Corresponding author and reprints: Charles P. Shoemaker, Jr, 96 Washington St, Newport, RI 02840 (e-mail: email@example.com).
Accepted for publication June 6, 2002.
This study was presented at the 83rd Annual Meeting of the New England Surgical Society, Dixville Notch, NH, September 27, 2001, and is published after peer review and revision. The discussions that follow this article are based on the originally submitted manuscript and not the revised manuscript.
I thank Jan Martin, MS, who abstracted the 1991, 1995, and 1999 data from the National Claims History Procedure Summary Files, and Patrick Gallagher, MBA, and Todd Klemp, MBA, who provided the 2001 RUC data.
Nick Perencevich, MD, Concord, NH: When looking at future trends here, would it make sense to anticipate that 8 years from now the very first baby boomers will hit 65, and we may see demographically a lot more people, and would that make sense in planning, correlating the trends here?
David E. Clark, MD, Portland, Me: In your data, how is a general surgeon defined? Specifically, does that include oncologic surgeons, trauma surgeons, etc, as possible subspecialists, or not?
John C. Russell, MD, New Britain, Conn: Just a question in terms of the appendectomy. You suggested, Dr Shoemaker, that maybe the disease process is somehow changing, but I wonder if you looked at it from the perspective of the percentage of laparoscopic cases. A number of papers in the past several years have come out that have shown despite increased use of laparoscopy and imaging studies, such as computed tomography, our accuracy rates and diagnoses rates of perforation, etc, really have not changed very much over the past 10 to 12 years. I am wondering if really what you aren't seeing is because we now perhaps have a lower threshold of doing laparoscopy rather than waiting, and when we do laparoscopy, we usually will take out the appendix, whether that mightn't be the explanation for that and probably is associated with a higher rate of negative laparoscopic appendectomies.
Dr Shoemaker: As for your first question regarding the expansion of the Medicare population, my sense is that decreases in some of these operations like hernia repairs or splenectomies will be offset by increases in the Medicare population.

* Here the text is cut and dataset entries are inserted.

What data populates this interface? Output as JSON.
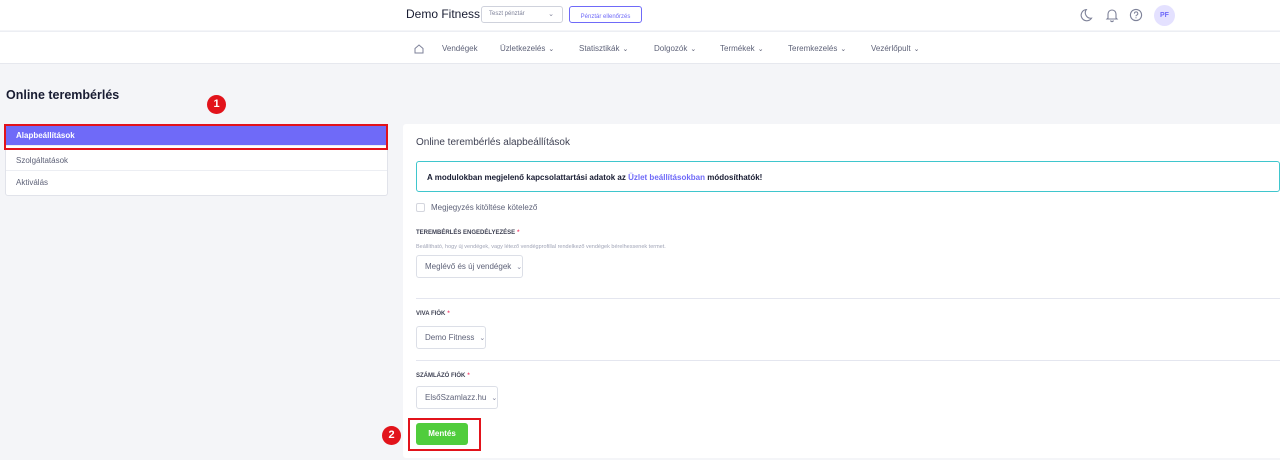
{
  "header": {
    "brand": "Demo Fitness",
    "register_select": "Teszt pénztár",
    "check_register_label": "Pénztár ellenőrzés",
    "avatar_initials": "PF",
    "icons": [
      "moon-icon",
      "bell-icon",
      "help-icon"
    ]
  },
  "nav": {
    "items": [
      {
        "label": "Vendégek",
        "has_dropdown": false
      },
      {
        "label": "Üzletkezelés",
        "has_dropdown": true
      },
      {
        "label": "Statisztikák",
        "has_dropdown": true
      },
      {
        "label": "Dolgozók",
        "has_dropdown": true
      },
      {
        "label": "Termékek",
        "has_dropdown": true
      },
      {
        "label": "Teremkezelés",
        "has_dropdown": true
      },
      {
        "label": "Vezérlőpult",
        "has_dropdown": true
      }
    ]
  },
  "page": {
    "title": "Online terembérlés"
  },
  "sidebar": {
    "items": [
      {
        "label": "Alapbeállítások",
        "active": true
      },
      {
        "label": "Szolgáltatások",
        "active": false
      },
      {
        "label": "Aktiválás",
        "active": false
      }
    ]
  },
  "markers": [
    "1",
    "2"
  ],
  "panel": {
    "title": "Online terembérlés alapbeállítások",
    "info_prefix": "A modulokban megjelenő kapcsolattartási adatok az ",
    "info_link": "Üzlet beállításokban",
    "info_suffix": " módosíthatók!",
    "checkbox_label": "Megjegyzés kitöltése kötelező",
    "rental_label": "TEREMBÉRLÉS ENGEDÉLYEZÉSE",
    "rental_hint": "Beállítható, hogy új vendégek, vagy létező vendégprofillal rendelkező vendégek bérelhessenek termet.",
    "rental_value": "Meglévő és új vendégek",
    "viva_label": "VIVA FIÓK",
    "viva_value": "Demo Fitness",
    "szamlazo_label": "SZÁMLÁZÓ FIÓK",
    "szamlazo_value": "ElsőSzamlazz.hu",
    "required_mark": "*",
    "save_label": "Mentés"
  },
  "colors": {
    "accent": "#6f6af8",
    "save": "#50cd3c",
    "highlight": "#e2131b",
    "info_border": "#3fc6cd"
  }
}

The definition of general surgeons—this is based on Medicare data. It is based on what you put in for billing. If your office puts in that you are a vascular surgeon, it goes in as a vascular surgeon, even though you might consider yourself a general surgeon or a thoracic surgeon, it is so-called self-designated. It has nothing to do with boards, and there is no verification of it. As for subspecialists, there is a small group of oncologic surgeons that appears in a few areas like breast surgery; they may be 1% of the specialists, but it is a very small percentage who identify themselves as oncologic surgeons. As far as endocrine, again it is a small number. When you look overall, the general surgeon is the big player, and that percentage I don't think changes too much from year to year.
Appendectomy—you might be right. Again, this is Medicare data. It is based on your billing. It has nothing to do with what the pathology report looks like, so your opinion is as good as mine as to whether this represented a lot of normal appendices coming out, but it is one piece of data that does not quite fit with all the others, and maybe there is a change. Perhaps something different is happening more than just people lowering their threshold and doing more appendectomies.